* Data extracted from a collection
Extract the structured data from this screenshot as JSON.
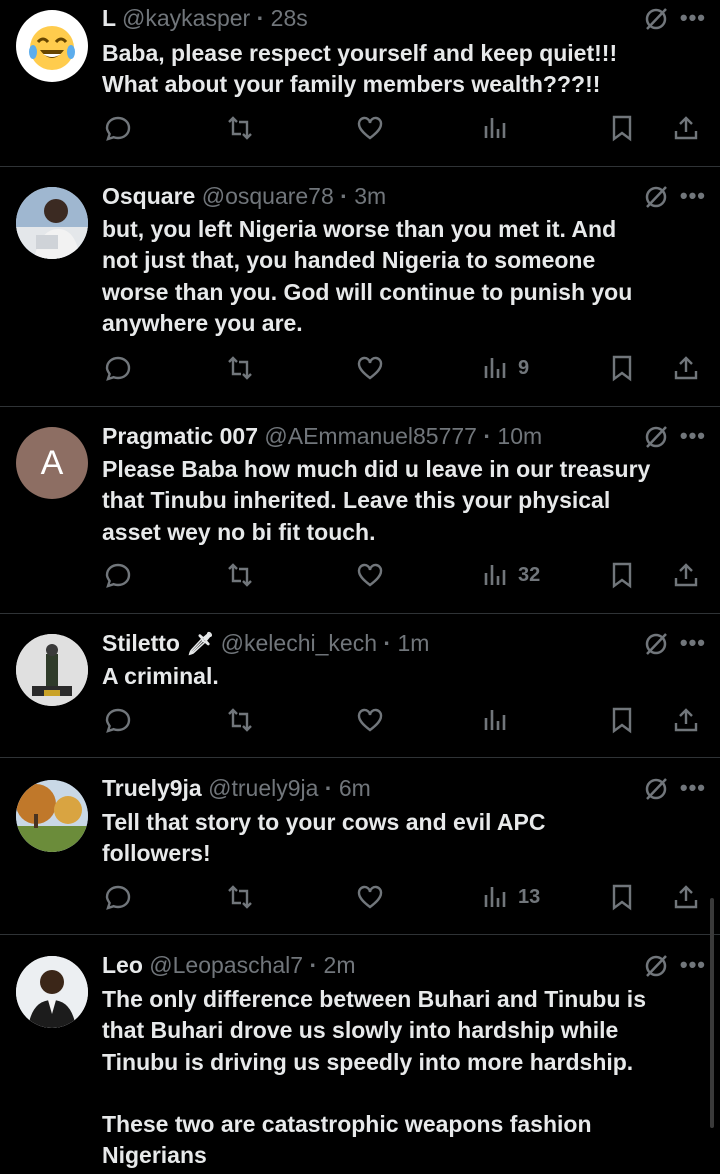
{
  "posts": [
    {
      "name": "L",
      "handle": "@kaykasper",
      "time": "28s",
      "text": "Baba, please respect yourself and keep quiet!!!\nWhat about your family members wealth???!!",
      "views": "",
      "avatar": "laughing-emoji",
      "avatar_bg": "#ffffff"
    },
    {
      "name": "Osquare",
      "handle": "@osquare78",
      "time": "3m",
      "text": "but, you left Nigeria worse than you met it. And\nnot just that, you handed Nigeria to someone\nworse than you. God will continue to punish you\nanywhere you are.",
      "views": "9",
      "avatar": "photo-person",
      "avatar_bg": "#cfd6df"
    },
    {
      "name": "Pragmatic 007",
      "handle": "@AEmmanuel85777",
      "time": "10m",
      "text": "Please Baba how much did u leave in our treasury\nthat Tinubu inherited. Leave this your physical\nasset wey no bi fit touch.",
      "views": "32",
      "avatar": "A",
      "avatar_bg": "#8d6e63"
    },
    {
      "name": "Stiletto",
      "handle": "@kelechi_kech",
      "time": "1m",
      "text": "A criminal.",
      "views": "",
      "avatar": "photo-figurine",
      "avatar_bg": "#d9d9d9",
      "emoji": "🗡"
    },
    {
      "name": "Truely9ja",
      "handle": "@truely9ja",
      "time": "6m",
      "text": "Tell that story to your cows and evil APC\nfollowers!",
      "views": "13",
      "avatar": "photo-landscape",
      "avatar_bg": "#8aa6c0"
    },
    {
      "name": "Leo",
      "handle": "@Leopaschal7",
      "time": "2m",
      "text": "The only difference between Buhari and Tinubu is\nthat  Buhari drove us slowly into hardship while\nTinubu is driving us speedly into more hardship.\n\nThese two are catastrophic weapons fashion\nNigerians",
      "views": "",
      "avatar": "photo-portrait",
      "avatar_bg": "#e8e8e8"
    }
  ]
}
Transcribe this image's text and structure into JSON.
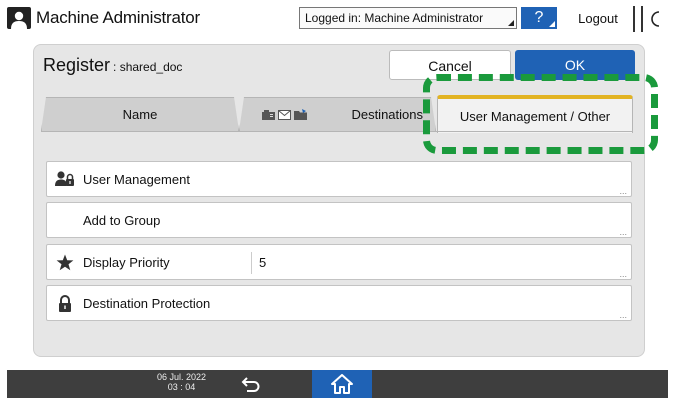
{
  "header": {
    "title": "Machine Administrator",
    "logged_in": "Logged in: Machine Administrator",
    "help_label": "?",
    "logout_label": "Logout",
    "icons": {
      "user": "user-icon",
      "night_mode": "moon-icon"
    }
  },
  "dialog": {
    "title": "Register",
    "subtitle": ": shared_doc",
    "cancel_label": "Cancel",
    "ok_label": "OK",
    "tabs": [
      {
        "label": "Name",
        "selected": false
      },
      {
        "label": "Destinations",
        "selected": false,
        "icons": [
          "fax-icon",
          "mail-icon",
          "folder-icon"
        ]
      },
      {
        "label": "User Management / Other",
        "selected": true
      }
    ],
    "rows": [
      {
        "label": "User Management",
        "icon": "user-lock-icon",
        "value": ""
      },
      {
        "label": "Add to Group",
        "icon": "",
        "value": ""
      },
      {
        "label": "Display Priority",
        "icon": "star-icon",
        "value": "5"
      },
      {
        "label": "Destination Protection",
        "icon": "lock-icon",
        "value": ""
      }
    ],
    "more_indicator": "...",
    "highlight_color": "#1a9a3c",
    "selected_tab_accent": "#e2b322"
  },
  "footer": {
    "date": "06 Jul. 2022",
    "time": "03 : 04",
    "icons": {
      "back": "back-arrow-icon",
      "home": "home-icon"
    }
  },
  "colors": {
    "primary": "#1f62b5",
    "footer_bg": "#3e3e3e"
  }
}
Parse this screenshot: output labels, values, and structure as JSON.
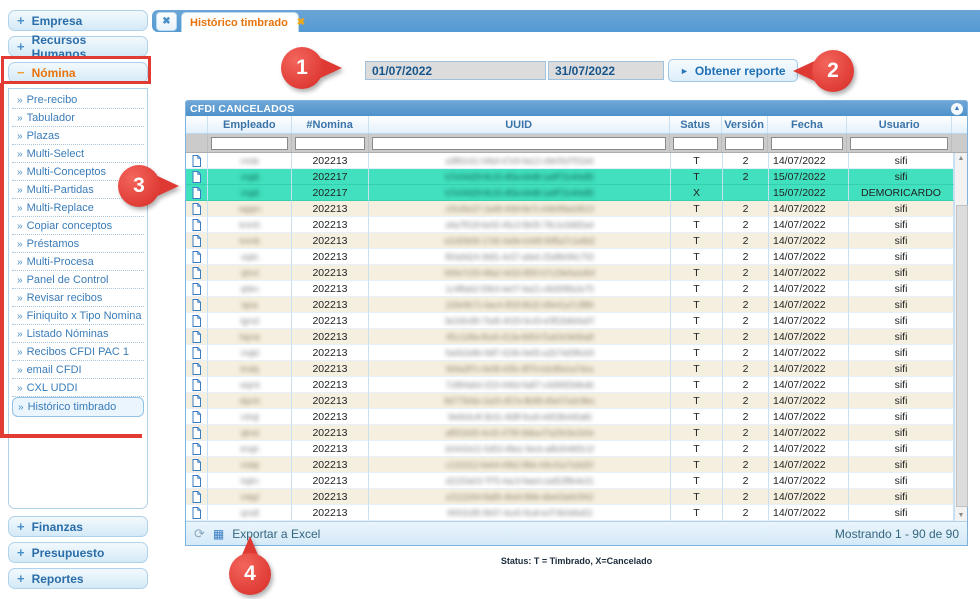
{
  "colors": {
    "tabbar_blue": "#539AD2",
    "panel_header_blue": "#5E9CD3",
    "highlight_green": "#41E0BE",
    "row_cream": "#F5EFDF",
    "callout_red": "#DE3A33",
    "active_tab_orange": "#E8730A",
    "link_blue": "#2A6DA8"
  },
  "tabbar": {
    "close_all_icon": "✖",
    "tab_label": "Histórico timbrado",
    "tab_close_icon": "✖"
  },
  "sidebar": {
    "sections_top": [
      {
        "icon": "+",
        "label": "Empresa"
      },
      {
        "icon": "+",
        "label": "Recursos Humanos"
      }
    ],
    "nomina_header": {
      "icon": "−",
      "label": "Nómina"
    },
    "nomina_items": [
      {
        "label": "Pre-recibo"
      },
      {
        "label": "Tabulador"
      },
      {
        "label": "Plazas"
      },
      {
        "label": "Multi-Select"
      },
      {
        "label": "Multi-Conceptos"
      },
      {
        "label": "Multi-Partidas"
      },
      {
        "label": "Multi-Replace"
      },
      {
        "label": "Copiar conceptos"
      },
      {
        "label": "Préstamos"
      },
      {
        "label": "Multi-Procesa"
      },
      {
        "label": "Panel de Control"
      },
      {
        "label": "Revisar recibos"
      },
      {
        "label": "Finiquito x Tipo Nomina"
      },
      {
        "label": "Listado Nóminas"
      },
      {
        "label": "Recibos CFDI PAC 1"
      },
      {
        "label": "email CFDI"
      },
      {
        "label": "CXL UDDI"
      },
      {
        "label": "Histórico timbrado",
        "selected": true
      }
    ],
    "sections_bottom": [
      {
        "icon": "+",
        "label": "Finanzas"
      },
      {
        "icon": "+",
        "label": "Presupuesto"
      },
      {
        "icon": "+",
        "label": "Reportes"
      }
    ]
  },
  "filters": {
    "date_from": "01/07/2022",
    "date_to": "31/07/2022",
    "report_button_icon": "►",
    "report_button_label": "Obtener reporte"
  },
  "panel": {
    "title": "CFDI CANCELADOS",
    "collapse_icon": "▲"
  },
  "table": {
    "columns": [
      "",
      "Empleado",
      "#Nomina",
      "UUID",
      "Satus",
      "Versión",
      "Fecha",
      "Usuario"
    ],
    "scroll_up_icon": "▲",
    "scroll_down_icon": "▼",
    "rows": [
      {
        "empleado": "mrde",
        "nomina": "202213",
        "uuid": "a3f82c61-04bd-47e9-9a12-c8e05d7f31b6",
        "satus": "T",
        "version": "2",
        "fecha": "14/07/2022",
        "usuario": "sifi",
        "hl": false
      },
      {
        "empleado": "mqdi",
        "nomina": "202217",
        "uuid": "b7e04d29-8c15-4f3a-b6d8-1a9f72c40e85",
        "satus": "T",
        "version": "2",
        "fecha": "15/07/2022",
        "usuario": "sifi",
        "hl": true
      },
      {
        "empleado": "mqdi",
        "nomina": "202217",
        "uuid": "b7e04d29-8c15-4f3a-b6d8-1a9f72c40e85",
        "satus": "X",
        "version": "",
        "fecha": "15/07/2022",
        "usuario": "DEMORICARDO",
        "hl": true
      },
      {
        "empleado": "wgqm",
        "nomina": "202213",
        "uuid": "c91d5e37-2a48-40bf-8e7c-64b0f9a2d513",
        "satus": "T",
        "version": "2",
        "fecha": "14/07/2022",
        "usuario": "sifi",
        "hl": false
      },
      {
        "empleado": "tmmh",
        "nomina": "202213",
        "uuid": "d4a7f018-6e92-45c3-9b05-78c1e3d6f2a4",
        "satus": "T",
        "version": "2",
        "fecha": "14/07/2022",
        "usuario": "sifi",
        "hl": false
      },
      {
        "empleado": "tmmk",
        "nomina": "202213",
        "uuid": "e2c83b56-17d0-4a9e-b348-90f5a7c1e8d2",
        "satus": "T",
        "version": "2",
        "fecha": "14/07/2022",
        "usuario": "sifi",
        "hl": false
      },
      {
        "empleado": "vqdn",
        "nomina": "202213",
        "uuid": "f60a9d24-3b81-4c57-a9e6-25d8b0f4c793",
        "satus": "T",
        "version": "2",
        "fecha": "14/07/2022",
        "usuario": "sifi",
        "hl": false
      },
      {
        "empleado": "qhmi",
        "nomina": "202213",
        "uuid": "0b5e7c93-48a2-4d16-8f30-b7c29e5a1d64",
        "satus": "T",
        "version": "2",
        "fecha": "14/07/2022",
        "usuario": "sifi",
        "hl": false
      },
      {
        "empleado": "qhtm",
        "nomina": "202213",
        "uuid": "1c4f8a62-59b3-4e07-9a21-c8d30f6b2e75",
        "satus": "T",
        "version": "2",
        "fecha": "14/07/2022",
        "usuario": "sifi",
        "hl": false
      },
      {
        "empleado": "tqna",
        "nomina": "202213",
        "uuid": "2d3e9b71-6ac4-4f18-8b32-d9e41a7c3f86",
        "satus": "T",
        "version": "2",
        "fecha": "14/07/2022",
        "usuario": "sifi",
        "hl": false
      },
      {
        "empleado": "tgmd",
        "nomina": "202213",
        "uuid": "3e2d0c80-7bd5-4029-9c43-e0f52b8d4a97",
        "satus": "T",
        "version": "2",
        "fecha": "14/07/2022",
        "usuario": "sifi",
        "hl": false
      },
      {
        "empleado": "hqme",
        "nomina": "202213",
        "uuid": "4f1c1d9a-8ce6-413a-8d54-f1a63c9e5ba8",
        "satus": "T",
        "version": "2",
        "fecha": "14/07/2022",
        "usuario": "sifi",
        "hl": false
      },
      {
        "empleado": "mqtd",
        "nomina": "202213",
        "uuid": "5a0b2e8b-9df7-424b-9e65-a2b74d0f6cb9",
        "satus": "T",
        "version": "2",
        "fecha": "14/07/2022",
        "usuario": "sifi",
        "hl": false
      },
      {
        "empleado": "tmdq",
        "nomina": "202213",
        "uuid": "6b9a3f7c-0e08-435c-8f76-b3c85e1a7dca",
        "satus": "T",
        "version": "2",
        "fecha": "14/07/2022",
        "usuario": "sifi",
        "hl": false
      },
      {
        "empleado": "wqmt",
        "nomina": "202213",
        "uuid": "7c884a6d-1f19-446d-9a87-c4d96f2b8edb",
        "satus": "T",
        "version": "2",
        "fecha": "14/07/2022",
        "usuario": "sifi",
        "hl": false
      },
      {
        "empleado": "dqmh",
        "nomina": "202213",
        "uuid": "8d775b5e-2a20-457e-8b98-d5e07a3c9fec",
        "satus": "T",
        "version": "2",
        "fecha": "14/07/2022",
        "usuario": "sifi",
        "hl": false
      },
      {
        "empleado": "mhqt",
        "nomina": "202213",
        "uuid": "9e664c4f-3b31-468f-9ca9-e6f18b4d0afd",
        "satus": "T",
        "version": "2",
        "fecha": "14/07/2022",
        "usuario": "sifi",
        "hl": false
      },
      {
        "empleado": "qtmd",
        "nomina": "202213",
        "uuid": "af553d30-4c42-4790-8dba-f7a29c5e1b0e",
        "satus": "T",
        "version": "2",
        "fecha": "14/07/2022",
        "usuario": "sifi",
        "hl": false
      },
      {
        "empleado": "tmqh",
        "nomina": "202213",
        "uuid": "b0442e21-5d53-48a1-9ecb-a8b30d6f2c1f",
        "satus": "T",
        "version": "2",
        "fecha": "14/07/2022",
        "usuario": "sifi",
        "hl": false
      },
      {
        "empleado": "mdqt",
        "nomina": "202213",
        "uuid": "c1331f12-6e64-49b2-8fdc-b9c41e7a3d20",
        "satus": "T",
        "version": "2",
        "fecha": "14/07/2022",
        "usuario": "sifi",
        "hl": false
      },
      {
        "empleado": "hqtm",
        "nomina": "202213",
        "uuid": "d2220a03-7f75-4ac3-9aed-cad52f8b4e31",
        "satus": "T",
        "version": "2",
        "fecha": "14/07/2022",
        "usuario": "sifi",
        "hl": false
      },
      {
        "empleado": "mtqd",
        "nomina": "202213",
        "uuid": "e3111b94-8a86-4bd4-8bfe-dbe63a9c5f42",
        "satus": "T",
        "version": "2",
        "fecha": "14/07/2022",
        "usuario": "sifi",
        "hl": false
      },
      {
        "empleado": "qmdt",
        "nomina": "202213",
        "uuid": "f4002c85-9b97-4ce5-9caf-ecf74b0d6a53",
        "satus": "T",
        "version": "2",
        "fecha": "14/07/2022",
        "usuario": "sifi",
        "hl": false
      }
    ]
  },
  "footer": {
    "refresh_icon": "⟳",
    "excel_icon": "▦",
    "export_label": "Exportar a Excel",
    "showing": "Mostrando 1 - 90 de 90"
  },
  "legend": "Status: T = Timbrado, X=Cancelado",
  "callouts": [
    {
      "number": "1"
    },
    {
      "number": "2"
    },
    {
      "number": "3"
    },
    {
      "number": "4"
    }
  ]
}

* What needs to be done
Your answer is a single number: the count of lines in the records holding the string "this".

* Answer space
4